A motion for continuance shall be granted only upon a showing of good cause and only so long as is necessary. Smith v. Arkansas Dep't of Human Servs., 93 Ark. App. 395, 400-01, 219 S.W.3d 705, 708 (2005) (citing Green v. State, 354 Ark. 210, 118 S.W.3d 563 (2003)).
In Smith, this court stated as follows:
The law is well established that the granting or denial of a motion for continuance is within the sound discretion of the trial court, and that court's decision will not be reversed absent an abuse of discretion amounting to a denial of justice. When deciding whether a continuance should be granted, the trial court should consider the following factors[:] (1) the diligence of the movant; (2) the probable effect of the testimony at trial; (3) the likelihood of procuring the witness's attendance in the event of postponement; (4) the filing of an affidavit, stating not only what facts the witness would prove, but also that the appellant believes them to be true. Additionally, the appellant must show prejudice from the denial of a motion for continuance.

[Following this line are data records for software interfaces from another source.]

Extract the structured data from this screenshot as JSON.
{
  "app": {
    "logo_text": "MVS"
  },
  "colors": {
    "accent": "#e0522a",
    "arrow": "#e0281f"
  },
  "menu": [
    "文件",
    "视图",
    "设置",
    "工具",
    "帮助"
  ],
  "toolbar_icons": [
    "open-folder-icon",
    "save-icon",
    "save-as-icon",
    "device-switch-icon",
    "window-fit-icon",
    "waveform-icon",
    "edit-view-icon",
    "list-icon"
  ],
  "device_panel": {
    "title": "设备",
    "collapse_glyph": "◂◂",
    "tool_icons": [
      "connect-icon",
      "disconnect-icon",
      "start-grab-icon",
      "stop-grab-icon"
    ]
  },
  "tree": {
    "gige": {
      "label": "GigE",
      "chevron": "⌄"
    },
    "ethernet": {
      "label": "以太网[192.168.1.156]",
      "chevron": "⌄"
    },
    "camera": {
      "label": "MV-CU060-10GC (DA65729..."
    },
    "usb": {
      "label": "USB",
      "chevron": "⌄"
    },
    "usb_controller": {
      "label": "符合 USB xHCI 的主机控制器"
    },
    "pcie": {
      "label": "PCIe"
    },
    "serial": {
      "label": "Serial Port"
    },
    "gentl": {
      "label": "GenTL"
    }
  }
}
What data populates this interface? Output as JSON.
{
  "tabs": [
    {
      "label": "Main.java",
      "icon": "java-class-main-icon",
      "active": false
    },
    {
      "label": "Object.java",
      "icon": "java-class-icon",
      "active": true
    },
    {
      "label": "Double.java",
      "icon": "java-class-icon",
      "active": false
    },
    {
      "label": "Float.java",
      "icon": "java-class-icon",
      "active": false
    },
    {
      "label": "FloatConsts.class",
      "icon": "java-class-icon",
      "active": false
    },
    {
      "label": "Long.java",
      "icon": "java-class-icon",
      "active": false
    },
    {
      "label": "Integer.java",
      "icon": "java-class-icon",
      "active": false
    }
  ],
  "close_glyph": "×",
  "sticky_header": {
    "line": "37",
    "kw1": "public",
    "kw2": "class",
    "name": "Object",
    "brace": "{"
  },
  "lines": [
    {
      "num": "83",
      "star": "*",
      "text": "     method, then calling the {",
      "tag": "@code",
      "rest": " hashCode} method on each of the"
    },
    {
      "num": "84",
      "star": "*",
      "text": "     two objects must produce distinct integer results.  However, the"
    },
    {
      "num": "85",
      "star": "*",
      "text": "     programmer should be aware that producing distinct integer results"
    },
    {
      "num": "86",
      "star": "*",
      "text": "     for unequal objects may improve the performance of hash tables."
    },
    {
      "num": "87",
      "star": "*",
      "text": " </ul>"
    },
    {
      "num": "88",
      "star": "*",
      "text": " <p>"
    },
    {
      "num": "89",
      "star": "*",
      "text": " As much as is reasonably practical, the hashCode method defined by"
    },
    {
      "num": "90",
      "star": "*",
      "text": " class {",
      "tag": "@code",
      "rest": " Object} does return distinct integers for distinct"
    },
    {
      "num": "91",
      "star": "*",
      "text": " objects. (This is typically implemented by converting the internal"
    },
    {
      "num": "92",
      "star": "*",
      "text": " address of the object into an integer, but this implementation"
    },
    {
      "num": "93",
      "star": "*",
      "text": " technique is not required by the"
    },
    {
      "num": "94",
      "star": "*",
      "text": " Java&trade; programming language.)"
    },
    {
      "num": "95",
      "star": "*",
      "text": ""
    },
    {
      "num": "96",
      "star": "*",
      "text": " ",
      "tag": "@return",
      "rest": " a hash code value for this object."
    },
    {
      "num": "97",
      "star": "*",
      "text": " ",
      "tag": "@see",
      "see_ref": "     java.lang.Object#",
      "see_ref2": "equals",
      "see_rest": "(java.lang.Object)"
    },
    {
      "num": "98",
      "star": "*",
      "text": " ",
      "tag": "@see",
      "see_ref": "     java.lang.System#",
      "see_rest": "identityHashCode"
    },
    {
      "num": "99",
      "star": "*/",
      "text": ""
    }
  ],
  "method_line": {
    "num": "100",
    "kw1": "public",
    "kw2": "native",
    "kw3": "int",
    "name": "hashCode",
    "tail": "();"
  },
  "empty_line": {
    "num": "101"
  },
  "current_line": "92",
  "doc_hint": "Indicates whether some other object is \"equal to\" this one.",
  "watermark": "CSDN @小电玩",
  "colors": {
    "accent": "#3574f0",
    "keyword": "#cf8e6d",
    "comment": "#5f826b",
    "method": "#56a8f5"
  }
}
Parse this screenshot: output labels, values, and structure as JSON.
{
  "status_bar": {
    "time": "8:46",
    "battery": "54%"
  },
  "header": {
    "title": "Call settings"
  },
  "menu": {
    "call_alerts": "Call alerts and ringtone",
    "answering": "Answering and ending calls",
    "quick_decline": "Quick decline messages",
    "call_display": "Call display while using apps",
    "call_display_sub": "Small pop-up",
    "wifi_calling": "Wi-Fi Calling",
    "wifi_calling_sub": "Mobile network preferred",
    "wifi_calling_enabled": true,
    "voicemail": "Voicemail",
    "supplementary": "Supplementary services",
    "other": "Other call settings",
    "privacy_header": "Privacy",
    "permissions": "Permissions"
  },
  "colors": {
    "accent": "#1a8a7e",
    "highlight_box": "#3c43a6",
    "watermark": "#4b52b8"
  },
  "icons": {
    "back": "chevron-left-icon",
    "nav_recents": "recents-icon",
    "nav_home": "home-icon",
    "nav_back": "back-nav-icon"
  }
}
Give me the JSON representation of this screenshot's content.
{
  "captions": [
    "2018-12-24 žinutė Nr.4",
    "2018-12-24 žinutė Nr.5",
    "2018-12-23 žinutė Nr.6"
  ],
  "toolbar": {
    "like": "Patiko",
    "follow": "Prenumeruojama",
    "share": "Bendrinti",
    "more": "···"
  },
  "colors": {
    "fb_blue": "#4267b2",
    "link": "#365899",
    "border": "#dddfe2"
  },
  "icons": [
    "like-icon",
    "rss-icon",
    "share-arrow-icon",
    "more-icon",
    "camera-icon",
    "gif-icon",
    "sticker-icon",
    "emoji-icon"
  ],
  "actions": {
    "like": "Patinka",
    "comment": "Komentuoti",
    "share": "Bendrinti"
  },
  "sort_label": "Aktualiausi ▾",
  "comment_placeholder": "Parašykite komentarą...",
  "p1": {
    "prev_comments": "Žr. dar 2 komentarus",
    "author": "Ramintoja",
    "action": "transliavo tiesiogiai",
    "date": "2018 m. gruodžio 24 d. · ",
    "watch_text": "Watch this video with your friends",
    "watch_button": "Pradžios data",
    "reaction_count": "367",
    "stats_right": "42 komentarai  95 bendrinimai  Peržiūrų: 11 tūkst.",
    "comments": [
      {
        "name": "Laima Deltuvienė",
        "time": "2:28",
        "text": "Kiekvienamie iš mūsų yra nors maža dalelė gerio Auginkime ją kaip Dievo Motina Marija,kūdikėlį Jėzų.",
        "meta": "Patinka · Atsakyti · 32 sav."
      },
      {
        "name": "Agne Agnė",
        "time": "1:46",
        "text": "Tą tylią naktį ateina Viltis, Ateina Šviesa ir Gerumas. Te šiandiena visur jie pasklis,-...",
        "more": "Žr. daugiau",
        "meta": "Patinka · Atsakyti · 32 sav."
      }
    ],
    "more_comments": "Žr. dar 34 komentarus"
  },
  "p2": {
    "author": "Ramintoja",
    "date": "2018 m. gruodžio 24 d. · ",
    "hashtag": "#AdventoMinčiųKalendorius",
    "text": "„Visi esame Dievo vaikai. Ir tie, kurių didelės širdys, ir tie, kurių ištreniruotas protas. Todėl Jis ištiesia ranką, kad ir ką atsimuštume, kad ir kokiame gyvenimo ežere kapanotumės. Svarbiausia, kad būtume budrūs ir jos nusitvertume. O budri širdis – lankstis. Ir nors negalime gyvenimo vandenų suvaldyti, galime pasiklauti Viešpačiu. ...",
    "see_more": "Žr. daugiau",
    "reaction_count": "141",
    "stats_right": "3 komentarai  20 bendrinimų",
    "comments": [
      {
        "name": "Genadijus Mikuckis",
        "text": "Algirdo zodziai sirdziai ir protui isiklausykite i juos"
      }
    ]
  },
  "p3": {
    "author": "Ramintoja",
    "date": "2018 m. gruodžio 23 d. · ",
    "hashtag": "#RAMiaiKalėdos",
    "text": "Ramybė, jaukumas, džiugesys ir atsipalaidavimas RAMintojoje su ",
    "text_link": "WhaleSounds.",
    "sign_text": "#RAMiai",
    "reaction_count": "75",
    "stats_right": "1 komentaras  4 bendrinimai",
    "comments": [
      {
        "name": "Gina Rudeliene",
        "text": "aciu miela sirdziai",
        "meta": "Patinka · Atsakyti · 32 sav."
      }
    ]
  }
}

Id. at 401, 219 S.W.3d at 708.
The trial court did not abuse its discretion in denying appellant's motion for continuance. This was appellant's third request for continuance, and the trial court, in granting her second request, firmly stated that no further requests would be granted. Although appellant was not present at the hearing, her counsel was present and represented her throughout the hearing. Also, appellant's request for a continuance was transmitted to her counsel via text message at the beginning of the hearing, which does not demonstrate diligence on the part of the movant. Appellant offered no proof that would show the probable effect of appellant's appearance or testimony at the hearing. Appellant argues that the hearing should have again been postponed due to the extensive nature of her injuries and very slight progress in recovery since the last continuance had been granted thirty days before; however, no evidence or testimony was offered to demonstrate the likelihood of appellant's attendance in the event of another postponement. Moreover, appellant failed to file an affidavit stating what her proposed testimony would prove. Finally, the circuit court found that the evidence presented at the hearing supporting terminating appellant's parental rights was clear and convincing, and appellant failed to show how the denial of her motion for continuance resulted in prejudice against her.
GLADWIN and ROBBINS, JJ., agree.